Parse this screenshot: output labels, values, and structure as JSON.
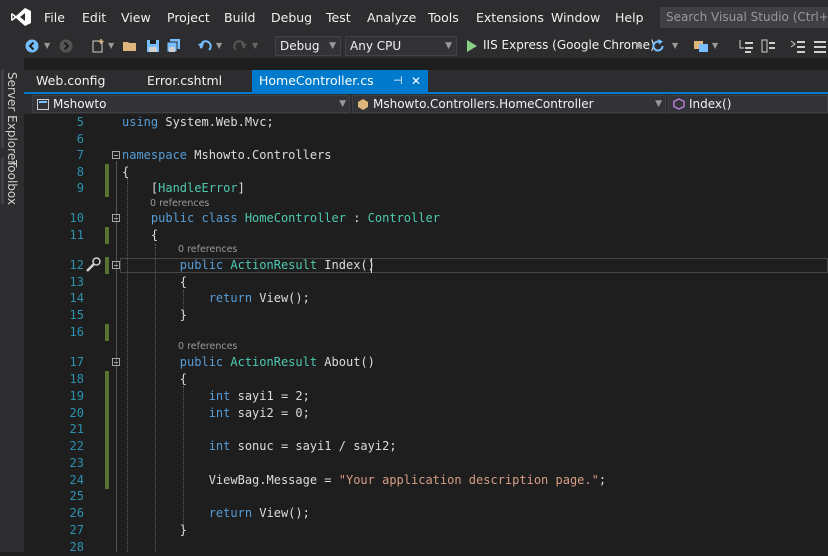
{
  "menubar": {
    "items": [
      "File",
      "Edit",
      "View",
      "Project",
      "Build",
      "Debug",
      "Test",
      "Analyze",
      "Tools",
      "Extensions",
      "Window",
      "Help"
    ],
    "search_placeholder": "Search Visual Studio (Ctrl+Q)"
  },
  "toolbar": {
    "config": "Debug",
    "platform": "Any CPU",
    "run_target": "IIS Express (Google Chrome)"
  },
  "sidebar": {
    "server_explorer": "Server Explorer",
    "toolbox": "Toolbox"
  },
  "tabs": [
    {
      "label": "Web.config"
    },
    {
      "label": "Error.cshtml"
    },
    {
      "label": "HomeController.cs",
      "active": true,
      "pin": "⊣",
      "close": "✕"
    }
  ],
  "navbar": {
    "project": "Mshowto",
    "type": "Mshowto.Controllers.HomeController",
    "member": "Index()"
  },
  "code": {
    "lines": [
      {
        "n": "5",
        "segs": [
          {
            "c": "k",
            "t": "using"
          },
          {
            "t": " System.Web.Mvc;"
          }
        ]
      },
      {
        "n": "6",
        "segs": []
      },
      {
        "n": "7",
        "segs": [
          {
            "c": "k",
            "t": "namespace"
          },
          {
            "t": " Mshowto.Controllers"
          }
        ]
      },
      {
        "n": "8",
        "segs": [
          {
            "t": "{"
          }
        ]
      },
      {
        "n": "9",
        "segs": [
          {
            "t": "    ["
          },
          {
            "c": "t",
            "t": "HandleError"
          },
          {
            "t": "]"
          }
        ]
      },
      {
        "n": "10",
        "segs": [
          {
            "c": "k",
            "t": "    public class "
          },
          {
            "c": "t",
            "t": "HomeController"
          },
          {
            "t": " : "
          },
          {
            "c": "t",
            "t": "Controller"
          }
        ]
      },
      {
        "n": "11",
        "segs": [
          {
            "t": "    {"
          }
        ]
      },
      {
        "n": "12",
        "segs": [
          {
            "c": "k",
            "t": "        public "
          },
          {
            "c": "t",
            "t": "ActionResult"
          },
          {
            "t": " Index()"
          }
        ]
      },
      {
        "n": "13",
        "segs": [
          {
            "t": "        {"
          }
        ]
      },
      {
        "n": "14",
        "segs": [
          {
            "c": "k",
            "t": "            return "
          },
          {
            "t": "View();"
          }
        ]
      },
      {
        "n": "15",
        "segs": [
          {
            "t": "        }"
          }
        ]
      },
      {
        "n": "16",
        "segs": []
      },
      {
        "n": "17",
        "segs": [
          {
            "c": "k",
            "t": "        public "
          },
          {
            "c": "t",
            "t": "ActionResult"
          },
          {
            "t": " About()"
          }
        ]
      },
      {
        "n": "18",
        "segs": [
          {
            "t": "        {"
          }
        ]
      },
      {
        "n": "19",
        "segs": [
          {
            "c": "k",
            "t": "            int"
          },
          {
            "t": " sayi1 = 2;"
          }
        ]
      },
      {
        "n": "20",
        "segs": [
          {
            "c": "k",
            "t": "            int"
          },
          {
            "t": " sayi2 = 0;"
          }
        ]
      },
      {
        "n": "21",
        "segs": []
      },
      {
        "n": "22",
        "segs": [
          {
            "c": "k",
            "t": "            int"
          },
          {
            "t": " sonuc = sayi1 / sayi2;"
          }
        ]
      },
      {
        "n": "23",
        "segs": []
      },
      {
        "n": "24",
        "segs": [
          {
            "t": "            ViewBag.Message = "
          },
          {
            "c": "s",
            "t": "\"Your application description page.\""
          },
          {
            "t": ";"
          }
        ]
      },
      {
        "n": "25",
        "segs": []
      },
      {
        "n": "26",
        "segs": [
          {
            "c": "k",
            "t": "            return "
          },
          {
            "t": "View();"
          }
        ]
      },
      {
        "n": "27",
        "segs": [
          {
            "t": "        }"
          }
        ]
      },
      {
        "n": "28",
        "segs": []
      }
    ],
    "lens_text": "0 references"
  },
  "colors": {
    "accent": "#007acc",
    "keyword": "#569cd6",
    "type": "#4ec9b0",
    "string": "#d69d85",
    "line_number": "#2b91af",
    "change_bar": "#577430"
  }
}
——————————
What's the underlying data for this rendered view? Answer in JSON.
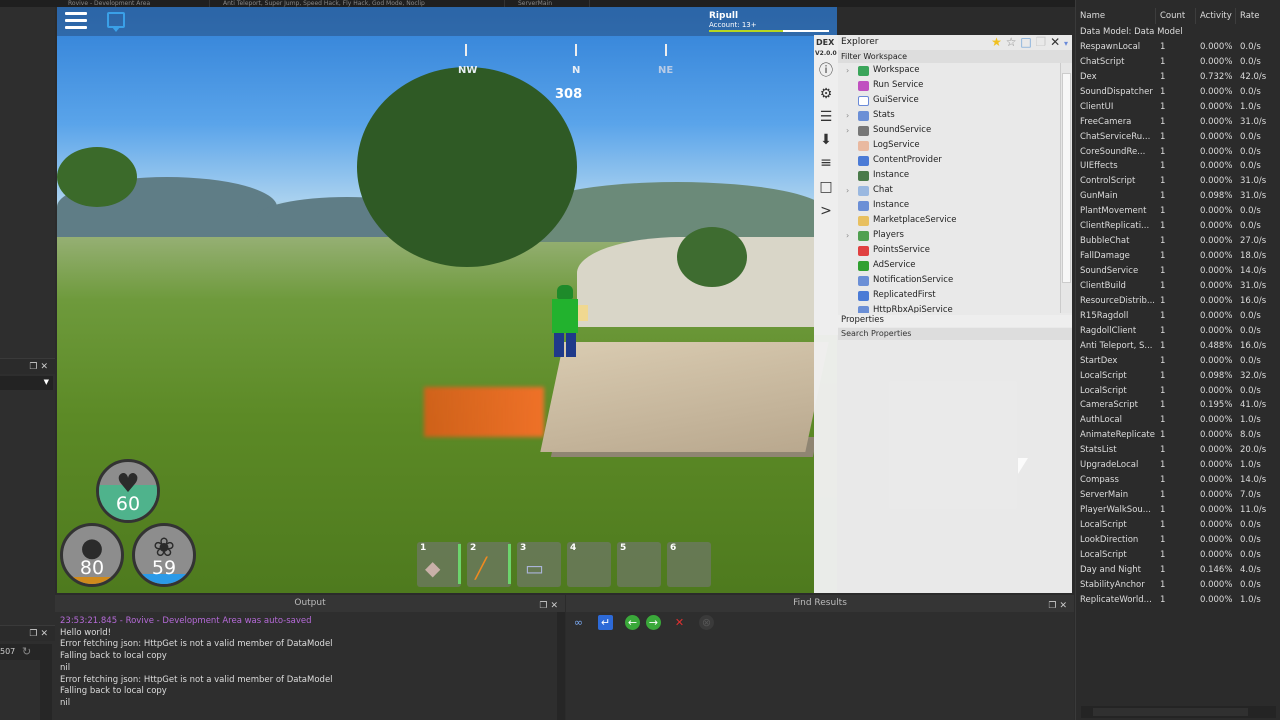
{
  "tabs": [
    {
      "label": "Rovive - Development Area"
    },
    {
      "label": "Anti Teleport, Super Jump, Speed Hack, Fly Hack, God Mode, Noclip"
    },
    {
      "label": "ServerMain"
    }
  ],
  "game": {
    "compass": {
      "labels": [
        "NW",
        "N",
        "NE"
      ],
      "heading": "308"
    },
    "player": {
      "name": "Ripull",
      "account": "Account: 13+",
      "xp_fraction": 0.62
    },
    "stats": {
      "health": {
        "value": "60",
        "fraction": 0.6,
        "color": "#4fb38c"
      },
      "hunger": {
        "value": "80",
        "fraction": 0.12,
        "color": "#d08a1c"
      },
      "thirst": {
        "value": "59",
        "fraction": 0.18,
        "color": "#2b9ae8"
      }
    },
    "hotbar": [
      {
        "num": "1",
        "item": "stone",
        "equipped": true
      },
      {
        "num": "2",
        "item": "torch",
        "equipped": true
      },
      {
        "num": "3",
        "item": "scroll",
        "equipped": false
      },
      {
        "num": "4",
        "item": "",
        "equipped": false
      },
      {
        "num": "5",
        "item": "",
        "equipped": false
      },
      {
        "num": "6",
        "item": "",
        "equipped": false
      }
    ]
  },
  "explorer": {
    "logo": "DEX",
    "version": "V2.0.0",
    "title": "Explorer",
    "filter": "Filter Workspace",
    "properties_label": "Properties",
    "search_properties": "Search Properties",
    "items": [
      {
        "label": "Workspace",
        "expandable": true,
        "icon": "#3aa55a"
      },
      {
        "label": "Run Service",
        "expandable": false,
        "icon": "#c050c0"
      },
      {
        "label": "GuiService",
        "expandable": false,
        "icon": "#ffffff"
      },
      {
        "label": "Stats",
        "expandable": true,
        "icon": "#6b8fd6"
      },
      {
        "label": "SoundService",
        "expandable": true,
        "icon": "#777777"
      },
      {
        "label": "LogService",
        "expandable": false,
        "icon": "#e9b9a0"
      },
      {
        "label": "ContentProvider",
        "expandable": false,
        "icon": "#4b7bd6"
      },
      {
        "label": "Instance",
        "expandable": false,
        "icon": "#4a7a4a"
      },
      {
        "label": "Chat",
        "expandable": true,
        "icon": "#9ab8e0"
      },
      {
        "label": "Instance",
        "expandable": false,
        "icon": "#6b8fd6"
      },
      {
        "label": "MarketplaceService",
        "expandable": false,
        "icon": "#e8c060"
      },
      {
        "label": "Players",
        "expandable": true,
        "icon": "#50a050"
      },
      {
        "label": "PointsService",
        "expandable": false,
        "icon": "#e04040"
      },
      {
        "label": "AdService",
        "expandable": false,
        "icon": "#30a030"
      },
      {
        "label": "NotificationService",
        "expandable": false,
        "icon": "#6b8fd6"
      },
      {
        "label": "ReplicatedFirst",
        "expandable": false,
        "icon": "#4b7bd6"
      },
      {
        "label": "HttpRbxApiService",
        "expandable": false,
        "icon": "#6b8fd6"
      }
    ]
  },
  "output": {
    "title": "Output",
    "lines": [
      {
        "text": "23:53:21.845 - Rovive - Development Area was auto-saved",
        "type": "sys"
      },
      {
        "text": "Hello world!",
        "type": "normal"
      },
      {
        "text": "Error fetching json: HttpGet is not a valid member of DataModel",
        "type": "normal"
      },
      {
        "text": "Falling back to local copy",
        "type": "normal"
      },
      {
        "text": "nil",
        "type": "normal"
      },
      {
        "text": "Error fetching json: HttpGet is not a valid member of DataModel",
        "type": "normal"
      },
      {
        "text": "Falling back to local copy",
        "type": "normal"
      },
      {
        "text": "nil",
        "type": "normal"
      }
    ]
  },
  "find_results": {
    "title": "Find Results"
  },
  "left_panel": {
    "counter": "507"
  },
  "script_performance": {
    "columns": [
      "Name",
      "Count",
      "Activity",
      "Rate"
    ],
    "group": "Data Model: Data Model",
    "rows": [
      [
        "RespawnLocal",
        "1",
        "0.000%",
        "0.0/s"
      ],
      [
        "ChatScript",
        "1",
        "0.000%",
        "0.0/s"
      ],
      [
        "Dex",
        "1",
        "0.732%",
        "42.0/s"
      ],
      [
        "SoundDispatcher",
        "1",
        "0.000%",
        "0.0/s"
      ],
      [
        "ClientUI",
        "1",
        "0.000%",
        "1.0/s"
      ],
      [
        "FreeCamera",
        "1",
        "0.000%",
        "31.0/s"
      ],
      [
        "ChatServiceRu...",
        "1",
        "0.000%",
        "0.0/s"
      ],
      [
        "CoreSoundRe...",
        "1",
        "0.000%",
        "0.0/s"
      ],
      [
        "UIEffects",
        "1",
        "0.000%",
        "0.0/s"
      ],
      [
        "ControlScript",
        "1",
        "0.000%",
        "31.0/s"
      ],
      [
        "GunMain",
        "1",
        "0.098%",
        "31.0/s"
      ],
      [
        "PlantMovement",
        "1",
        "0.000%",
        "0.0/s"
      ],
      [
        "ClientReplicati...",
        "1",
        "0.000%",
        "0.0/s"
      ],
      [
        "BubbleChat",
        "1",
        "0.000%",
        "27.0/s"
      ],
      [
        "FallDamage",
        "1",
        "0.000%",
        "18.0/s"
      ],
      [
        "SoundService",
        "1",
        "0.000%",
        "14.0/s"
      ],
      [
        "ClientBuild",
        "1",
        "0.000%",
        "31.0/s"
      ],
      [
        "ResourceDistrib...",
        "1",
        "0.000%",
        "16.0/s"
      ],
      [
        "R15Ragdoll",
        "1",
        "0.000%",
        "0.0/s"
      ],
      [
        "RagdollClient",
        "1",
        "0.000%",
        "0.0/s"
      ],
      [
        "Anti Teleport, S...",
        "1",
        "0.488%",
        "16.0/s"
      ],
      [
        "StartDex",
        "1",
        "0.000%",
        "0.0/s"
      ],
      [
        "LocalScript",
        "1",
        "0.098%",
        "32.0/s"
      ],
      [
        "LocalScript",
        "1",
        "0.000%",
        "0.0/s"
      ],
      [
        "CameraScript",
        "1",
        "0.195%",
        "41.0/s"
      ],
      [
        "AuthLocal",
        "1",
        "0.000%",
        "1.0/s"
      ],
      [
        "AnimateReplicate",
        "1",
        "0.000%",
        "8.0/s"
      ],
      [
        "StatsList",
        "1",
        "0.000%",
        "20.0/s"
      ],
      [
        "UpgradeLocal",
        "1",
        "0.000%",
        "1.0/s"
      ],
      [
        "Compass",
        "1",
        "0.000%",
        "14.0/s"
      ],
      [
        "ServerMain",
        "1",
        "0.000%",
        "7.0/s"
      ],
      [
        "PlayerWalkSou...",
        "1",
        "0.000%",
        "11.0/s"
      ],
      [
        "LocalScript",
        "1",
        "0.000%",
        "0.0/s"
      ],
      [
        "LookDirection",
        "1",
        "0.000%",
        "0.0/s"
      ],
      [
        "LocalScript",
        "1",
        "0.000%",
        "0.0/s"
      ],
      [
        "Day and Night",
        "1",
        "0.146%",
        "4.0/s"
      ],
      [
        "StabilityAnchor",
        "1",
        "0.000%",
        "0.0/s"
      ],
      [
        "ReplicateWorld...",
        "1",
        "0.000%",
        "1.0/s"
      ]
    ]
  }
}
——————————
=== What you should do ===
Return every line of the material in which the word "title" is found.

=== Solution ===
    "title": "Explorer",
    "title": "Output",
    "title": "Find Results"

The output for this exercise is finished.